Wimbush sees St. Brown, but gives a little pump, hesitates, and then lets it go to Claypool running the go route. His hesitation throws off his timing, and it’s an all arm throw that comes up short, allowing the corner to catch up and not allowing Claypool to high point the ball. Wimbush can throw it to whoever he wants here, both are open. Wimbush, however is indecisive which leads to poor mechanics and a missed opportunity. Notre Dame punted a play later.
He was also unsure in the running game, which led to more missed opportunities. Again against NC State, it’s 2nd and one in plus territory with an option pitch called to the short side. Wimbush reads the defensive end, who slow plays and stays right with him, never turning his shoulders to chase pitch. Wimbush has an easy read here. If he pitches it, Adams has a clear path to five or more yards and a first down. Instead, he inexplicably keeps it and loses two yards.
Unfortunately, we also saw some bad decisions in the spring game as well. That makes one wonder how much improvement has been made in this area.

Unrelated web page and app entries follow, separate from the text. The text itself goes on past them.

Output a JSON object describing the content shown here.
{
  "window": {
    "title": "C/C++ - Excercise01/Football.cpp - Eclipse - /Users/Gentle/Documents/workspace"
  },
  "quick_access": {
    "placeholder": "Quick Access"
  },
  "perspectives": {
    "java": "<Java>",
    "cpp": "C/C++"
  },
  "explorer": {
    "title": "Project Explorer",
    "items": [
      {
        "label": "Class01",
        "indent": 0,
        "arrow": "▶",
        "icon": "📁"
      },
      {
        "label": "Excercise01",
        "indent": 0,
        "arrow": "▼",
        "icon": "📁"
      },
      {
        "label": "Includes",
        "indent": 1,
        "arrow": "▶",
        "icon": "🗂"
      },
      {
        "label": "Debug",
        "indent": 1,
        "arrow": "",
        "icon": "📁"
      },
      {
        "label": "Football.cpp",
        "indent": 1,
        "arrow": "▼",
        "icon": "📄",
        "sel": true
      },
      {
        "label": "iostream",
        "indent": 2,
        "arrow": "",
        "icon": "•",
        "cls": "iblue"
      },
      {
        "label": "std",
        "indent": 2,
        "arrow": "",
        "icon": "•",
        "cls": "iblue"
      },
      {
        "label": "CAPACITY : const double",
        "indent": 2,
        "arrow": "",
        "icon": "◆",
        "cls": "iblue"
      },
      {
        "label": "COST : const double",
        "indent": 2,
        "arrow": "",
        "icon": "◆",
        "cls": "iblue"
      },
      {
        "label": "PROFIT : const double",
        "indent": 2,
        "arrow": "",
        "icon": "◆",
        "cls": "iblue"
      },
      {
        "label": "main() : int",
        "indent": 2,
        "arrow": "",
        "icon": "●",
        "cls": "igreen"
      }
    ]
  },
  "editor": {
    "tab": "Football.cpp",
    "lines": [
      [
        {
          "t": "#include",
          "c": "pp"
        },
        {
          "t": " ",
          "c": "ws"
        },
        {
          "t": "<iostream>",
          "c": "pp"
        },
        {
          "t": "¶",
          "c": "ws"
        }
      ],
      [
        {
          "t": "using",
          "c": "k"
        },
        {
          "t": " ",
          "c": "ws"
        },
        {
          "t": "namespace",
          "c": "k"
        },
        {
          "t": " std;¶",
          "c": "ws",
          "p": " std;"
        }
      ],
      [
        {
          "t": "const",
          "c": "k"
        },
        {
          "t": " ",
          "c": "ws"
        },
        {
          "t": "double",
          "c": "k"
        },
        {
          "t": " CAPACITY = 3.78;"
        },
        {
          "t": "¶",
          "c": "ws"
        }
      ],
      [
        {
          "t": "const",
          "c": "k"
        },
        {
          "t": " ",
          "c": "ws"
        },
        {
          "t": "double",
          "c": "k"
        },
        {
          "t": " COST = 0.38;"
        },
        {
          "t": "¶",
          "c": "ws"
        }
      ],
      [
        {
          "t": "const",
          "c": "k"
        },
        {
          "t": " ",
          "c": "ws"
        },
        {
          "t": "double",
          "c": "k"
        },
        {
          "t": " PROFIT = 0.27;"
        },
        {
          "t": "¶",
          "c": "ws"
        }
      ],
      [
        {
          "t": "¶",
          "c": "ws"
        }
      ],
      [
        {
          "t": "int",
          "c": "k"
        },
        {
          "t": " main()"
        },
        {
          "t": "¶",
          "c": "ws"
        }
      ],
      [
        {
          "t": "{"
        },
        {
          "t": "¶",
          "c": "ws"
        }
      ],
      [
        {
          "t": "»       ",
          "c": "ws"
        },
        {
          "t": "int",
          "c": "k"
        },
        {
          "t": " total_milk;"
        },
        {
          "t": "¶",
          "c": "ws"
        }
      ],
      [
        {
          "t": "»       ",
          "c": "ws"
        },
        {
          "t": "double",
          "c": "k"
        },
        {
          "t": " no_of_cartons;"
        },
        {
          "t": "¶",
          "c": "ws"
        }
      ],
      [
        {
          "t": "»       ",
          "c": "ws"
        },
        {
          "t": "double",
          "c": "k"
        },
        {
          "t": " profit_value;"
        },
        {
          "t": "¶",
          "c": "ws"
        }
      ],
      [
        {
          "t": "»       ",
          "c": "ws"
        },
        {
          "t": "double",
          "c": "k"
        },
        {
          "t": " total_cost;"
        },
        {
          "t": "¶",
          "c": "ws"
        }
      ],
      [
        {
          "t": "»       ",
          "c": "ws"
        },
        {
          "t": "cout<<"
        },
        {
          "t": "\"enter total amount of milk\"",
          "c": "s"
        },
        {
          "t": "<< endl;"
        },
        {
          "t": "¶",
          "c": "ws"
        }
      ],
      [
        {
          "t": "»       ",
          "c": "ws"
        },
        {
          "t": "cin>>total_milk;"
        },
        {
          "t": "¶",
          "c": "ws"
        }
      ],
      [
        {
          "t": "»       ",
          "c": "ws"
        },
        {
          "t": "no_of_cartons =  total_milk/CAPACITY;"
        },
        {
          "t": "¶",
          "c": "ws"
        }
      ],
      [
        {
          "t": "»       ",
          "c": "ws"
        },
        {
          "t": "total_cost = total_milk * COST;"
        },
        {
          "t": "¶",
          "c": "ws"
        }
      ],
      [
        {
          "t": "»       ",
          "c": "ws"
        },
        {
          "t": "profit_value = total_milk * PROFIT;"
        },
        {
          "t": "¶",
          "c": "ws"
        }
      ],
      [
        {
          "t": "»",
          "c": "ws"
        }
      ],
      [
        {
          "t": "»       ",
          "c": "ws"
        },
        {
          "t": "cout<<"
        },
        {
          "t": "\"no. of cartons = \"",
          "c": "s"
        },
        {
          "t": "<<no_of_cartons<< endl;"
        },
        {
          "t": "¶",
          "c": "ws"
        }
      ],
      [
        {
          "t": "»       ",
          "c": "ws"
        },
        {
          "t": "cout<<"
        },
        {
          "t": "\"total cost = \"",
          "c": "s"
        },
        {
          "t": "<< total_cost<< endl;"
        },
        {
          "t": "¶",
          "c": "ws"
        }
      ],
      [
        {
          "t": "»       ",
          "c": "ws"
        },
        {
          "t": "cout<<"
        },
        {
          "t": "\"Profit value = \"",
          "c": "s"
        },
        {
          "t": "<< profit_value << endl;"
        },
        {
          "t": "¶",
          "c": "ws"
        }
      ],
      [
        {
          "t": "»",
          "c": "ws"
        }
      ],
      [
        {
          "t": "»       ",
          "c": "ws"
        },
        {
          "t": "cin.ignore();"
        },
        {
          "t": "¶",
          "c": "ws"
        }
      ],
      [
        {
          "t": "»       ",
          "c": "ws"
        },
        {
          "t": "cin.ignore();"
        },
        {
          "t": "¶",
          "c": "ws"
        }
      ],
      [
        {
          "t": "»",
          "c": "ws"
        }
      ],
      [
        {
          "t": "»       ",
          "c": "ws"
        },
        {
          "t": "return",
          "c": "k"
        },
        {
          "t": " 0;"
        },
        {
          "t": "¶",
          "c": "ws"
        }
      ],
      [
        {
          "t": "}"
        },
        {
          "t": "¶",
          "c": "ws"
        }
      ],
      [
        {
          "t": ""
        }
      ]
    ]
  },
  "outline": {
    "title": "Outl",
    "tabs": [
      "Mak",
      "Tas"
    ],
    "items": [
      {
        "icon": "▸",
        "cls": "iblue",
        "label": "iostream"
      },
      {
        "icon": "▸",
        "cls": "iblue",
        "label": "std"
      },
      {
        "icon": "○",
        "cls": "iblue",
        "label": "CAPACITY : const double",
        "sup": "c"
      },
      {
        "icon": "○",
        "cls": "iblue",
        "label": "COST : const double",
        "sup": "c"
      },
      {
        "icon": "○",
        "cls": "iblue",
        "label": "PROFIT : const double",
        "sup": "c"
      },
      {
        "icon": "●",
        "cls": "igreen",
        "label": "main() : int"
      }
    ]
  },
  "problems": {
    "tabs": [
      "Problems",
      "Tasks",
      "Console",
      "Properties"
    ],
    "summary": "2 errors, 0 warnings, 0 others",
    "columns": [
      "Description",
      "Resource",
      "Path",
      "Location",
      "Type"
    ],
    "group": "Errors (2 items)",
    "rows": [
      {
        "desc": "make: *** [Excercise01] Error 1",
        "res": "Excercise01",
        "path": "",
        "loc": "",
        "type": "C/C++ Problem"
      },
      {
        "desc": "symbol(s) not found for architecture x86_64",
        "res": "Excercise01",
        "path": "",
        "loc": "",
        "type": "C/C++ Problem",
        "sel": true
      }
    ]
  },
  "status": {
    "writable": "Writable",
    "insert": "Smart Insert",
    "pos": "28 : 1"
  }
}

Here he’s got two receivers to the top with a tight end attached against cover 4. Kmet at tight end runs a post, with Finke in the slot running a seam route. Kmet attracts the back side safety Gilman, who turns his hips to break toward Kmet, leaving the deep middle totally unattended. Finke beats Crawford, and is running free down the seam. Wimbush, from a clean pocket, doesn’t see this and throws into triple coverage to Kmet. It didn’t work out.
Being quarterback is tough, especially in this offense where every play is a decision whether it’s reading a defensive end on a run play, whether to throw the RPO, whether to change the play, what the coverage is, etc. But, players do it, and Brandon needs to do it better. Perhaps with a full season and offseason with Chip Long, he has gotten better with the offense. Notre Dame needs him to and if he does, they can be in for a big season. If not, Ian Book and freshman Phil Jurkovec are waiting in the wings. if Wimbush finds himself on the bench this season, in all likelihood he won’t leave it.